Do You Still Need an Annual Doctor’s Visit?
July 29, 2014 -- If it’s true that an apple a day keeps the doctor away, then it seems like seeing the doctor for an annual physical exam ought to play a major role in keeping healthy people healthy.
Yet most doctors now say it’s time to rethink the notion of a yearly physical, a fixture in U.S. medicine since the 1940s.
Possible Downsides of Yearly Checkups
Studies done over at least 30 years have shown that for healthy adults -- those who don’t have a long-term illness or take daily prescription medications -- annual wellness checks don’t lower the number of deaths. They also don’t cut the rates of disease-related deaths, hospitalizations, or the cost of care.
“There’s not a [ton] of evidence that going in annually, if you’re healthy, prevents bad things from happening,” says Thomas Miller, chief medical officer for the University of Utah’s Hospitals and Clinics.
Instead, studies from multiple researchers found the annual exams can lead to the overdiagnosis of some conditions, overtreatment, and to invasive, costly tests.
That’s exactly what happened to the 85-year-old father of Michael B. Rothberg, MD, MPH, a doctor at the Cleveland Clinic’s Center for Value-Based Care Research, Medicine Institute. Rothberg wrote about the experience last month in the Journal of the American Medical Association.
“The $50,000 Physical” describes the string of medical treatments ordered for his father after an annual physical identified a suspected aortic aneurysm. He didn’t have that, but a CT scan showed a lesion on his liver, which was suspected to be cancerous. A biopsy found Rothberg’s father had a single benign tumor, but he nearly bled to death from the biopsy.
And yet, as Rothberg says, the practice of annual checkups persists.
That’s in part because some doctor payments are tied to the practice, and also because patients have come to expect them each year. Data from a national 2010 survey found that 21% of medical visits were for preventive care. Having a general medical exam was the No. 2 reason people went to the doctor.
“It’s ingrained into our culture,” Miller says. “There’s a belief among some that it makes sense, so there’s always going to be a pool of folks who cherish the annual physical.”
Tips to Strike a Balance
That’s not to say you should ignore preventive care altogether. For instance, it's a wise idea to get your blood pressure and cholesterol checked. (Read on to find out how often.)

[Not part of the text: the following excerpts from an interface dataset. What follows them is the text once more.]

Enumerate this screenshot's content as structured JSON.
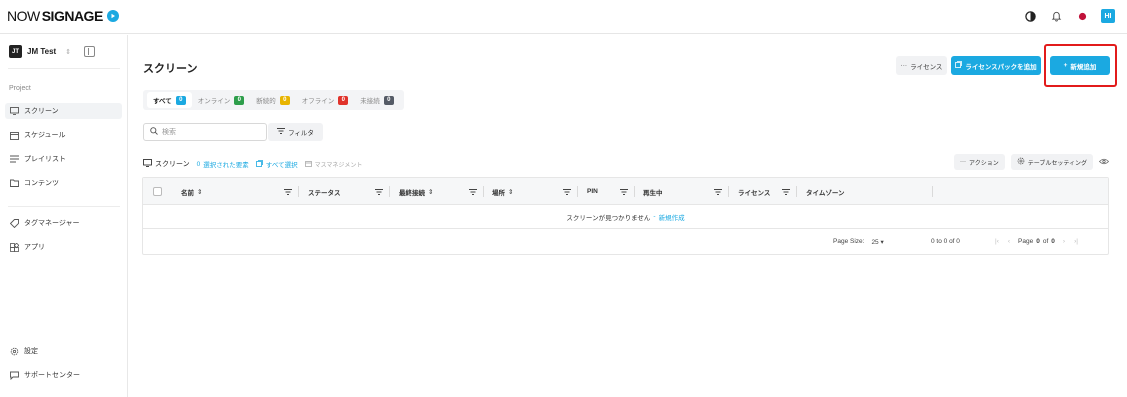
{
  "brand": {
    "logo_prefix": "NOW",
    "logo_suffix": "SIGNAGE",
    "accent": "#1ba9e1"
  },
  "topbar": {
    "avatar_initials": "HI",
    "icons": [
      "contrast-icon",
      "bell-icon",
      "record-icon",
      "avatar"
    ]
  },
  "sidebar": {
    "workspace": {
      "initials": "JT",
      "name": "JM Test"
    },
    "section_label": "Project",
    "items": [
      {
        "label": "スクリーン",
        "icon": "monitor-icon",
        "active": true
      },
      {
        "label": "スケジュール",
        "icon": "calendar-icon",
        "active": false
      },
      {
        "label": "プレイリスト",
        "icon": "playlist-icon",
        "active": false
      },
      {
        "label": "コンテンツ",
        "icon": "folder-icon",
        "active": false
      }
    ],
    "items2": [
      {
        "label": "タグマネージャー",
        "icon": "tag-icon"
      },
      {
        "label": "アプリ",
        "icon": "apps-icon"
      }
    ],
    "footer": [
      {
        "label": "設定",
        "icon": "gear-icon"
      },
      {
        "label": "サポートセンター",
        "icon": "support-icon"
      }
    ]
  },
  "page": {
    "title": "スクリーン",
    "license_button": "ライセンス",
    "add_license_pack_button": "ライセンスパックを追加",
    "add_new_button": "新規追加"
  },
  "tabs": [
    {
      "label": "すべて",
      "count": "0",
      "color": "#1ba9e1",
      "active": true
    },
    {
      "label": "オンライン",
      "count": "0",
      "color": "#2e9e4b",
      "active": false
    },
    {
      "label": "断続的",
      "count": "0",
      "color": "#e8b400",
      "active": false
    },
    {
      "label": "オフライン",
      "count": "0",
      "color": "#e0332b",
      "active": false
    },
    {
      "label": "未接続",
      "count": "0",
      "color": "#555b66",
      "active": false
    }
  ],
  "search": {
    "placeholder": "検索"
  },
  "filter_label": "フィルタ",
  "table_toolbar": {
    "screens_label": "スクリーン",
    "selected_count": "0",
    "selected_label": "選択された要素",
    "select_all_label": "すべて選択",
    "mass_management_label": "マスマネジメント",
    "action_label": "アクション",
    "table_settings_label": "テーブルセッティング"
  },
  "table": {
    "columns": [
      "名前",
      "ステータス",
      "最終接続",
      "場所",
      "PIN",
      "再生中",
      "ライセンス",
      "タイムゾーン"
    ],
    "empty_message": "スクリーンが見つかりません",
    "empty_separator": "-",
    "empty_link": "新規作成"
  },
  "pagination": {
    "page_size_label": "Page Size:",
    "page_size_value": "25",
    "range_text": "0 to 0 of 0",
    "page_word": "Page",
    "page_current": "0",
    "of_word": "of",
    "page_total": "0"
  }
}
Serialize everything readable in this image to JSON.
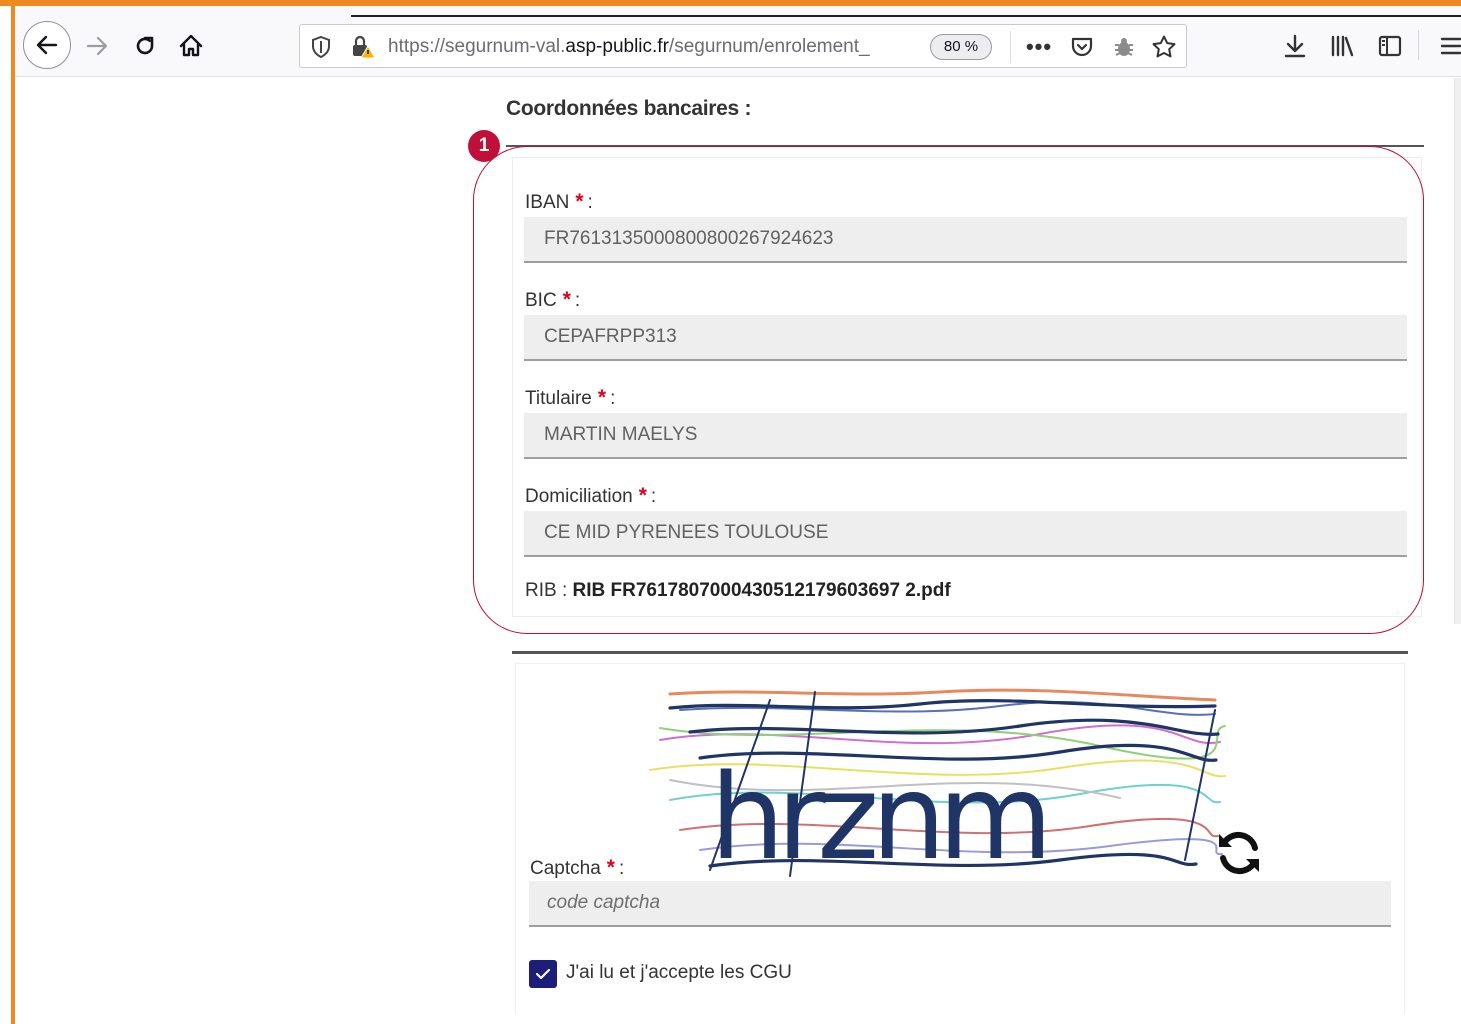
{
  "browser": {
    "url_prefix": "https://segurnum-val.",
    "url_domain": "asp-public.fr",
    "url_path": "/segurnum/enrolement_",
    "zoom": "80 %",
    "more_label": "•••"
  },
  "annotation": {
    "marker": "1"
  },
  "bank": {
    "title": "Coordonnées bancaires :",
    "required_mark": "*",
    "iban": {
      "label": "IBAN",
      "suffix": ":",
      "value": "FR7613135000800800267924623"
    },
    "bic": {
      "label": "BIC",
      "suffix": ":",
      "value": "CEPAFRPP313"
    },
    "titulaire": {
      "label": "Titulaire",
      "suffix": ":",
      "value": "MARTIN MAELYS"
    },
    "domiciliation": {
      "label": "Domiciliation",
      "suffix": ":",
      "value": "CE MID PYRENEES TOULOUSE"
    },
    "rib": {
      "label": "RIB :",
      "file": "RIB FR7617807000430512179603697 2.pdf"
    }
  },
  "captcha": {
    "image_text": "hrznm",
    "label": "Captcha",
    "required_mark": "*",
    "suffix": ":",
    "placeholder": "code captcha"
  },
  "cgu": {
    "label": "J'ai lu et j'accepte les CGU",
    "checked": true
  },
  "colors": {
    "accent_frame": "#ee8a1f",
    "highlight": "#b5132f",
    "required": "#e1001a",
    "checkbox": "#1d1d7a",
    "captcha_text": "#1f3566"
  }
}
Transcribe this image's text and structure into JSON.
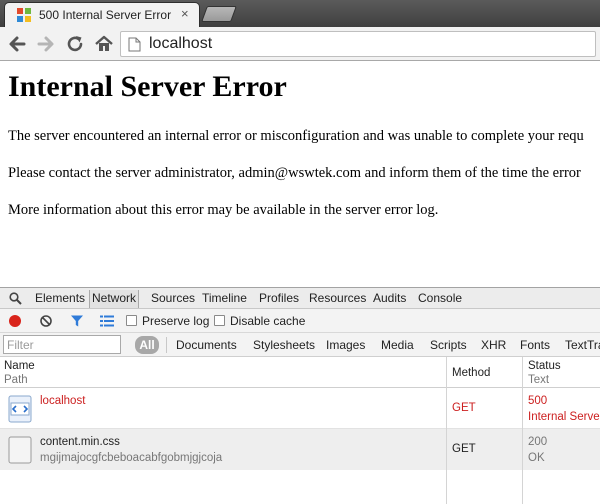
{
  "browser": {
    "tab": {
      "title": "500 Internal Server Error",
      "close": "×",
      "favicon": "windows-style-favicon-icon"
    },
    "address": "localhost"
  },
  "page": {
    "heading": "Internal Server Error",
    "paragraphs": [
      "The server encountered an internal error or misconfiguration and was unable to complete your requ",
      "Please contact the server administrator, admin@wswtek.com and inform them of the time the error",
      "More information about this error may be available in the server error log."
    ]
  },
  "devtools": {
    "tabs": [
      "Elements",
      "Network",
      "Sources",
      "Timeline",
      "Profiles",
      "Resources",
      "Audits",
      "Console"
    ],
    "active_tab": "Network",
    "options": {
      "preserve_log": "Preserve log",
      "disable_cache": "Disable cache"
    },
    "filter_placeholder": "Filter",
    "types": [
      "All",
      "Documents",
      "Stylesheets",
      "Images",
      "Media",
      "Scripts",
      "XHR",
      "Fonts",
      "TextTra"
    ],
    "columns": {
      "name": "Name",
      "path": "Path",
      "method": "Method",
      "status": "Status",
      "text": "Text"
    },
    "requests": [
      {
        "name": "localhost",
        "path": "",
        "method": "GET",
        "status": "500",
        "status_text": "Internal Serve"
      },
      {
        "name": "content.min.css",
        "path": "mgijmajocgfcbeboacabfgobmjgjcoja",
        "method": "GET",
        "status": "200",
        "status_text": "OK"
      }
    ]
  },
  "colors": {
    "error": "#cc1f1f",
    "record": "#d9241b",
    "filter_icon": "#2f7bd8"
  }
}
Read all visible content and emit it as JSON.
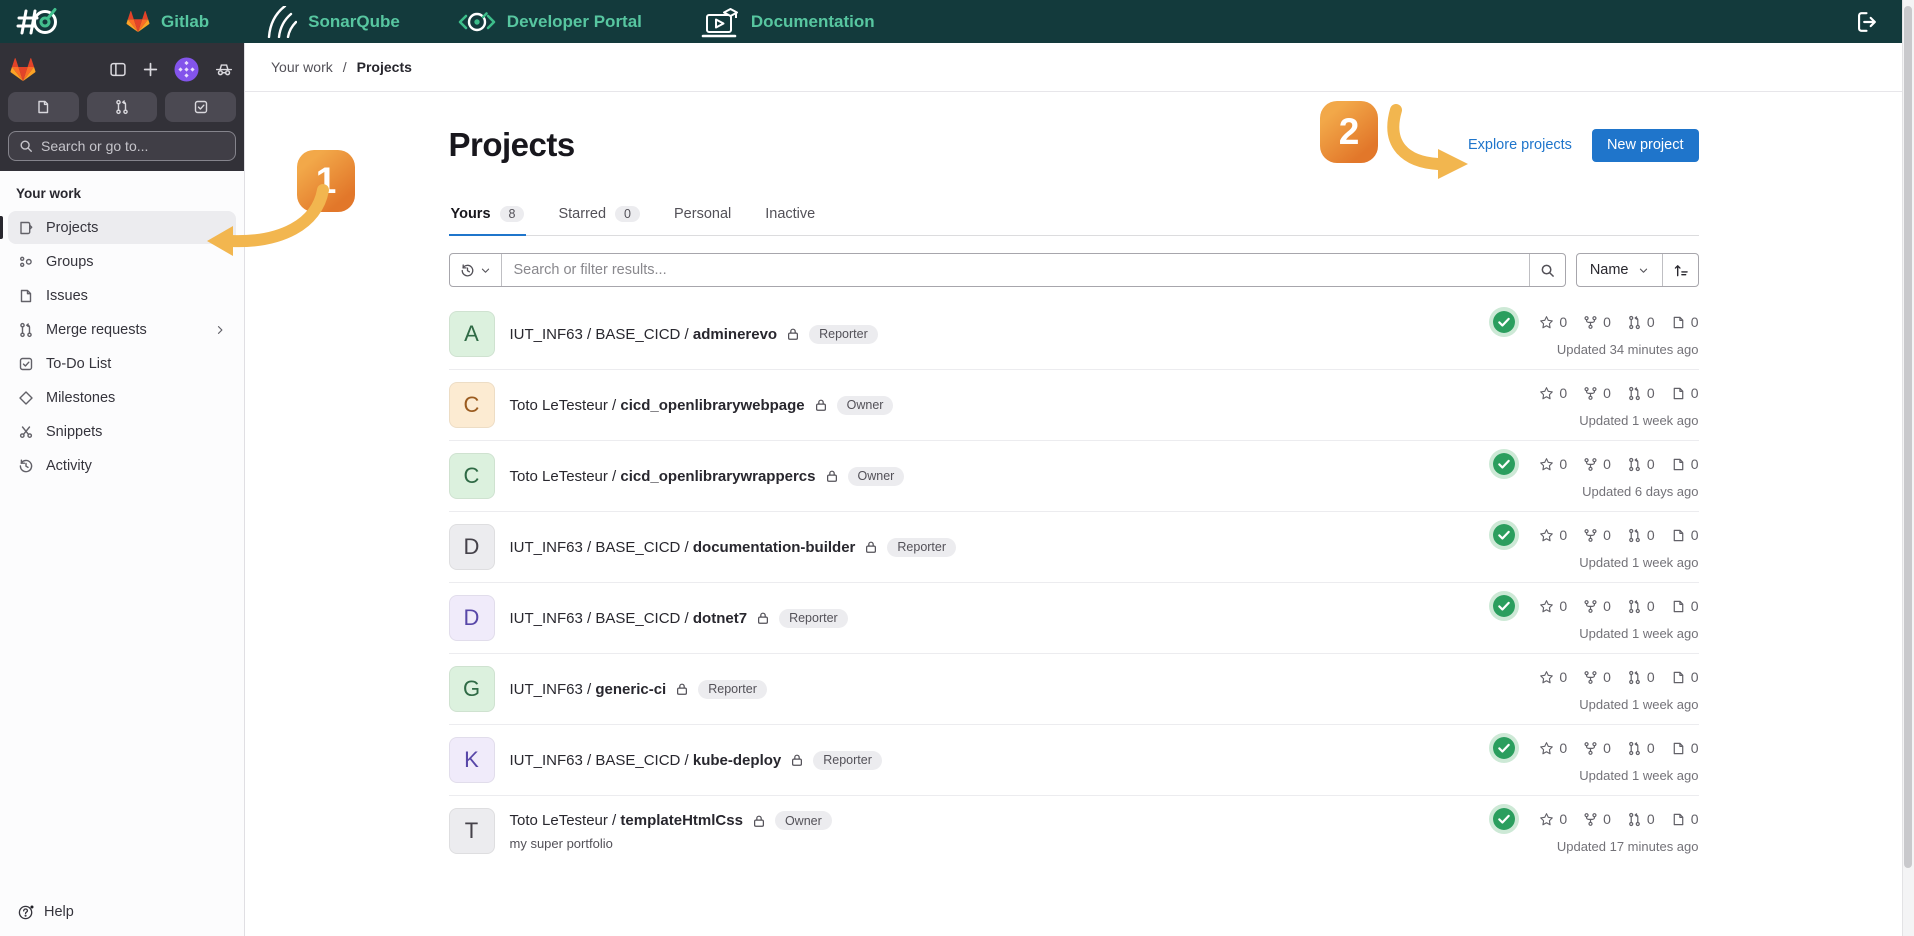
{
  "top_nav": {
    "logo_icon": "hash-target-logo",
    "links": [
      {
        "label": "Gitlab",
        "icon": "gitlab-tanuki-icon"
      },
      {
        "label": "SonarQube",
        "icon": "sonarqube-waves-icon"
      },
      {
        "label": "Developer Portal",
        "icon": "developer-portal-icon"
      },
      {
        "label": "Documentation",
        "icon": "documentation-laptop-icon"
      }
    ],
    "logout_icon": "logout-icon",
    "colors": {
      "bar_bg": "#133a3c",
      "link_text": "#57c6a0"
    }
  },
  "sidebar": {
    "search_placeholder": "Search or go to...",
    "section_title": "Your work",
    "items": [
      {
        "label": "Projects",
        "icon": "projects-icon",
        "active": true
      },
      {
        "label": "Groups",
        "icon": "groups-icon"
      },
      {
        "label": "Issues",
        "icon": "issues-icon"
      },
      {
        "label": "Merge requests",
        "icon": "merge-request-icon",
        "has_chevron": true
      },
      {
        "label": "To-Do List",
        "icon": "todo-icon"
      },
      {
        "label": "Milestones",
        "icon": "milestone-icon"
      },
      {
        "label": "Snippets",
        "icon": "snippets-icon"
      },
      {
        "label": "Activity",
        "icon": "activity-icon"
      }
    ],
    "help_label": "Help"
  },
  "breadcrumb": {
    "parent": "Your work",
    "separator": "/",
    "current": "Projects"
  },
  "page": {
    "title": "Projects",
    "explore_link": "Explore projects",
    "new_project_button": "New project",
    "tabs": [
      {
        "label": "Yours",
        "count": "8",
        "active": true
      },
      {
        "label": "Starred",
        "count": "0"
      },
      {
        "label": "Personal"
      },
      {
        "label": "Inactive"
      }
    ],
    "filter_placeholder": "Search or filter results...",
    "sort_label": "Name"
  },
  "annotations": {
    "step_1": "1",
    "step_2": "2",
    "arrow_color": "#f2b64f",
    "badge_color": "#e8883a"
  },
  "colors": {
    "accent_blue": "#1f75cb",
    "pipeline_success": "#2b9e5e",
    "active_item_bg": "#ececef",
    "muted_text": "#737278"
  },
  "projects": [
    {
      "initial": "A",
      "avatar_bg": "#dcf1de",
      "avatar_fg": "#2f6a45",
      "namespace": "IUT_INF63 / BASE_CICD / ",
      "name": "adminerevo",
      "role": "Reporter",
      "pipeline_passed": true,
      "stars": "0",
      "forks": "0",
      "merge_requests": "0",
      "issues": "0",
      "updated": "Updated 34 minutes ago",
      "description": ""
    },
    {
      "initial": "C",
      "avatar_bg": "#fcebd2",
      "avatar_fg": "#9a5b1f",
      "namespace": "Toto LeTesteur / ",
      "name": "cicd_openlibrarywebpage",
      "role": "Owner",
      "pipeline_passed": false,
      "stars": "0",
      "forks": "0",
      "merge_requests": "0",
      "issues": "0",
      "updated": "Updated 1 week ago",
      "description": ""
    },
    {
      "initial": "C",
      "avatar_bg": "#dcf1de",
      "avatar_fg": "#2f6a45",
      "namespace": "Toto LeTesteur / ",
      "name": "cicd_openlibrarywrappercs",
      "role": "Owner",
      "pipeline_passed": true,
      "stars": "0",
      "forks": "0",
      "merge_requests": "0",
      "issues": "0",
      "updated": "Updated 6 days ago",
      "description": ""
    },
    {
      "initial": "D",
      "avatar_bg": "#ececef",
      "avatar_fg": "#45424a",
      "namespace": "IUT_INF63 / BASE_CICD / ",
      "name": "documentation-builder",
      "role": "Reporter",
      "pipeline_passed": true,
      "stars": "0",
      "forks": "0",
      "merge_requests": "0",
      "issues": "0",
      "updated": "Updated 1 week ago",
      "description": ""
    },
    {
      "initial": "D",
      "avatar_bg": "#f0ebfa",
      "avatar_fg": "#5847a8",
      "namespace": "IUT_INF63 / BASE_CICD / ",
      "name": "dotnet7",
      "role": "Reporter",
      "pipeline_passed": true,
      "stars": "0",
      "forks": "0",
      "merge_requests": "0",
      "issues": "0",
      "updated": "Updated 1 week ago",
      "description": ""
    },
    {
      "initial": "G",
      "avatar_bg": "#dcf1de",
      "avatar_fg": "#2f6a45",
      "namespace": "IUT_INF63 / ",
      "name": "generic-ci",
      "role": "Reporter",
      "pipeline_passed": false,
      "stars": "0",
      "forks": "0",
      "merge_requests": "0",
      "issues": "0",
      "updated": "Updated 1 week ago",
      "description": ""
    },
    {
      "initial": "K",
      "avatar_bg": "#f0ebfa",
      "avatar_fg": "#5847a8",
      "namespace": "IUT_INF63 / BASE_CICD / ",
      "name": "kube-deploy",
      "role": "Reporter",
      "pipeline_passed": true,
      "stars": "0",
      "forks": "0",
      "merge_requests": "0",
      "issues": "0",
      "updated": "Updated 1 week ago",
      "description": ""
    },
    {
      "initial": "T",
      "avatar_bg": "#ececef",
      "avatar_fg": "#45424a",
      "namespace": "Toto LeTesteur / ",
      "name": "templateHtmlCss",
      "role": "Owner",
      "pipeline_passed": true,
      "stars": "0",
      "forks": "0",
      "merge_requests": "0",
      "issues": "0",
      "updated": "Updated 17 minutes ago",
      "description": "my super portfolio"
    }
  ]
}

Your doctor can also help you work on healthy habits, like quitting smoking if you need to -- and that improves overall health, says Michael LeFevre, MD, MSPH. He's the vice chair of family and community medicine at the University of Missouri, and the chair of the U.S. Preventive Services Task Force (USPSTF).